Samsung's research arm has officially opened an artificial intelligence centre in Cambridge, to be followed by two others in Toronto and Moscow later this month, as part of a plan that will see it hiring 1,000 AI-focused researchers by 2020.
Apparently eager to ride the wave of interest in artificial intelligence and deep learning systems, Samsung has announced it is more than doubling the number of AI-focused research centres it operates around the world: Its current Seoul and Silicon Valley facilities, the latter of which was only opened back in January this year, are to be joined by facilities in Moscow, Toronto, and the UK's historically-important technology hub Cambridge.

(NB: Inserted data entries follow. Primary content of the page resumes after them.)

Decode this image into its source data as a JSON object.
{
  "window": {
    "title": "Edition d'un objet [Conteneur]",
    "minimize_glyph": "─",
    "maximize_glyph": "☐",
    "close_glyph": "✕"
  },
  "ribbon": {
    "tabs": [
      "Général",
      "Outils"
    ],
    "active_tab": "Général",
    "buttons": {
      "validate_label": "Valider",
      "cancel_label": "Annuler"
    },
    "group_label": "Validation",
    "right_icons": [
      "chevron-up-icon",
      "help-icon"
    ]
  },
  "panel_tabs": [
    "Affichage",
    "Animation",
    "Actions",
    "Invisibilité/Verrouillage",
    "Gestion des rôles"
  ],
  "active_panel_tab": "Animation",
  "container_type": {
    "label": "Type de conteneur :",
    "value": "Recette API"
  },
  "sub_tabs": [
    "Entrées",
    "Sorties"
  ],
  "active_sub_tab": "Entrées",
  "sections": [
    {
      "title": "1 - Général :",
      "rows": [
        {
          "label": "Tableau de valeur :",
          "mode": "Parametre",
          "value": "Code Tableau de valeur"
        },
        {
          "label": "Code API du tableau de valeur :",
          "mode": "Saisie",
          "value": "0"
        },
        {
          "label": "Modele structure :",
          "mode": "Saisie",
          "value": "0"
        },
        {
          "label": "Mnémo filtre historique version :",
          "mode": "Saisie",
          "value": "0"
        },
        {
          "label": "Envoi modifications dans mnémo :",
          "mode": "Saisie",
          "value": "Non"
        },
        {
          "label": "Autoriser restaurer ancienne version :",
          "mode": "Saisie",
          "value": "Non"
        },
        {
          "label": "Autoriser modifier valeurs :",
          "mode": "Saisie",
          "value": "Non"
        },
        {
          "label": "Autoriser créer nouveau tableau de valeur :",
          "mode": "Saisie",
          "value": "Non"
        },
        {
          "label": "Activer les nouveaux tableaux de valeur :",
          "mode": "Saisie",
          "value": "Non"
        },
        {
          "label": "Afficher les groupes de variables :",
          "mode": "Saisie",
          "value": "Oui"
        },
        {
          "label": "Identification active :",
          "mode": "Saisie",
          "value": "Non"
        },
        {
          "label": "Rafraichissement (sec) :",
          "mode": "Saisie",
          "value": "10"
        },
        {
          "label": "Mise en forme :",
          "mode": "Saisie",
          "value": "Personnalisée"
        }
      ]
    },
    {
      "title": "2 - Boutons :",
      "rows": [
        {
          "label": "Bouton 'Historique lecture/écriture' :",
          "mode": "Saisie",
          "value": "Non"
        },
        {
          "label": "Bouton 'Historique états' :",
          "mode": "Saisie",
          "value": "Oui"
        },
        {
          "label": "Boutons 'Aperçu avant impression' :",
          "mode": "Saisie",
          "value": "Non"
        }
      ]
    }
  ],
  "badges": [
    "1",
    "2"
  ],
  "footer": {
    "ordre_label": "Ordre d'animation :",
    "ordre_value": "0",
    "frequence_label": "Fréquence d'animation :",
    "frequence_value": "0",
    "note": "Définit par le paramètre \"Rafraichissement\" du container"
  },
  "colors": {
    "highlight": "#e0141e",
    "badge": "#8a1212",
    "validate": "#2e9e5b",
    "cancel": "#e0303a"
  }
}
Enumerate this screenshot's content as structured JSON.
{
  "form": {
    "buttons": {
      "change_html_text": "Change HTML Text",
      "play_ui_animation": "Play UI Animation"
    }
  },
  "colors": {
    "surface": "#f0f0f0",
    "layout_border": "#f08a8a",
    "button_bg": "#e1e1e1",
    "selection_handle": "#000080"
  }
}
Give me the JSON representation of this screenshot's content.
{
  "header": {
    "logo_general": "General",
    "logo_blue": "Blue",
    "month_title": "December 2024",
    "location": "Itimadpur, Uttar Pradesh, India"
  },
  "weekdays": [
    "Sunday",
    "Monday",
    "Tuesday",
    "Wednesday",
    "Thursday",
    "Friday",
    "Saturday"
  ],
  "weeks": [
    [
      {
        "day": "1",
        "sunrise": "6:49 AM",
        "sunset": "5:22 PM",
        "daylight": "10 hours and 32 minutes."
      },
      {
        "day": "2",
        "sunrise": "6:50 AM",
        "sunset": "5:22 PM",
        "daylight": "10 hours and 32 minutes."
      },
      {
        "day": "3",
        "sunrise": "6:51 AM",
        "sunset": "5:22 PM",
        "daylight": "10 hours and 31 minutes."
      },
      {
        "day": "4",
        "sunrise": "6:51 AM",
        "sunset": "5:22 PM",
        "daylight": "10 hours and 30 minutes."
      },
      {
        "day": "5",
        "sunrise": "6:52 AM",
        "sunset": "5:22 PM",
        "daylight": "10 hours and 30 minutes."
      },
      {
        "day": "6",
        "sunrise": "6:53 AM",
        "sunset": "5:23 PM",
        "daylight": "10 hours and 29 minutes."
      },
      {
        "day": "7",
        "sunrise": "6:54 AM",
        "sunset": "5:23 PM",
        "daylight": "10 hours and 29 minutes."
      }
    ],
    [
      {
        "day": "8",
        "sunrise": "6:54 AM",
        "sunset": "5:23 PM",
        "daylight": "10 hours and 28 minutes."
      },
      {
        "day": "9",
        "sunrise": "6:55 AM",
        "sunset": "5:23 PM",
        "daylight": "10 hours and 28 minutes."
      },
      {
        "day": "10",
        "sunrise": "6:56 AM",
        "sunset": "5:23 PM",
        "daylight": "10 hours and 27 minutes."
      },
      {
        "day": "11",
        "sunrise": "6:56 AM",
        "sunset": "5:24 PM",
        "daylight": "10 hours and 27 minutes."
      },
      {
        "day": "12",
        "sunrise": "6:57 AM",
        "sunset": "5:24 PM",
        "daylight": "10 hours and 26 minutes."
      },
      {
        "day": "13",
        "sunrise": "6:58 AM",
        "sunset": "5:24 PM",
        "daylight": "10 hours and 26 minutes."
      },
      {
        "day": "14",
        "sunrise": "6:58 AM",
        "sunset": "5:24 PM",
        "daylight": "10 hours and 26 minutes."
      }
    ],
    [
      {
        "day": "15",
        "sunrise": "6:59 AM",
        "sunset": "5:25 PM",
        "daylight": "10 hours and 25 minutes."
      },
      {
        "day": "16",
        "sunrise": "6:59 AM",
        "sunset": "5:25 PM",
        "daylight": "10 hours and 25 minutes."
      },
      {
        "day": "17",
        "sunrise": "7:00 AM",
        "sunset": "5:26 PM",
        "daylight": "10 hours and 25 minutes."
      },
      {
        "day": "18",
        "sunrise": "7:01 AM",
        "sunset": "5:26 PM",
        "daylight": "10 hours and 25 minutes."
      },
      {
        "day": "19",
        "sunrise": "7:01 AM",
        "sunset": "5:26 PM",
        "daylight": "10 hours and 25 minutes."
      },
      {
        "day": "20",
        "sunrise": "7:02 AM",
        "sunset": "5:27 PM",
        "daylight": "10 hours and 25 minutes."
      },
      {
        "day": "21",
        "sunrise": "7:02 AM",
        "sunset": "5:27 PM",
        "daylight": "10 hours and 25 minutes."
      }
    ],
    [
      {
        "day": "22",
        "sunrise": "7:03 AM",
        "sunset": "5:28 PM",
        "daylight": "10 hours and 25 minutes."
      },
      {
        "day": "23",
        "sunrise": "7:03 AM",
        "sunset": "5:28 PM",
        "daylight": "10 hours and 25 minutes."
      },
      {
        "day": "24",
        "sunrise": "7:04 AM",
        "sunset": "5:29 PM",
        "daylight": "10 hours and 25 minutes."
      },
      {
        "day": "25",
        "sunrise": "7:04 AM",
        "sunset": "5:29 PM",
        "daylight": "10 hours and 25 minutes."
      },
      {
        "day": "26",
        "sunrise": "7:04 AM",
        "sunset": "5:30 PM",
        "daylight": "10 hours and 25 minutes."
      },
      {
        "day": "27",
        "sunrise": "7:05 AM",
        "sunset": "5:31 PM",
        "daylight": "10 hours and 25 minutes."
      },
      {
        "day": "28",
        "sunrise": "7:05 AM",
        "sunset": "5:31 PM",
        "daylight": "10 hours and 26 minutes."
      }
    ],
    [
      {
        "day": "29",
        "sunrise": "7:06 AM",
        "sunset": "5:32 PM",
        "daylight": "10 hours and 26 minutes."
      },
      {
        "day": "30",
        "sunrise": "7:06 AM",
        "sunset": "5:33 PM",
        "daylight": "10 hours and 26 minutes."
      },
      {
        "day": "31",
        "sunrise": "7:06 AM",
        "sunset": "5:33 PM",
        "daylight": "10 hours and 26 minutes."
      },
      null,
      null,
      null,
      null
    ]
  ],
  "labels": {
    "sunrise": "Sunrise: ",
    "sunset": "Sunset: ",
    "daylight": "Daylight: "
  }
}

'Samsung has a long history of pursuing innovation and we are excited to be bringing that same passion and technology leadership to AI,' claimed Hyun-suk Kim, president and head of Samsung Research, at the opening ceremony of the Samsung AI Centre - Cambridge. 'With the new AI Centres and recruitment of leading experts in the field, our aim is to be a game changer for the AI industry.'
The Cambridge facility is to be headed by Andrew Blake, who formerly acted as director of Microsoft's Cambridge Laboratory and is recognised as a pioneer in AI-related theory and algorithms. 'This new Centre signifies our commitment to the advancement of AI, Blake claims. 'Our research will help us to better understand human behaviour while exploring areas like emotion recognition, and further expand the boundaries of user-centric communication to develop AI technologies that ultimately improve people’s lives.'
The opening comes as Samsung's semiconductor division announces its latest roadmap update: 7nm Low Power Plus (7LPP) production to begin in the second half of this year and to enter mass production of key intellectual properties (IPs) by the first half of 2019; 5nm Low Power Early (5LPE); 4nm Low Power Early (4LPE) and 4nm Low Power Plus (4LPP); and 3nm Gate-All-Around (3GAAE) and 3G Gate-All-Around Plus (3GAAP), using what the company describes as a 'next-generation device architecture' designed to overcome the scaling issues around FinFET technology.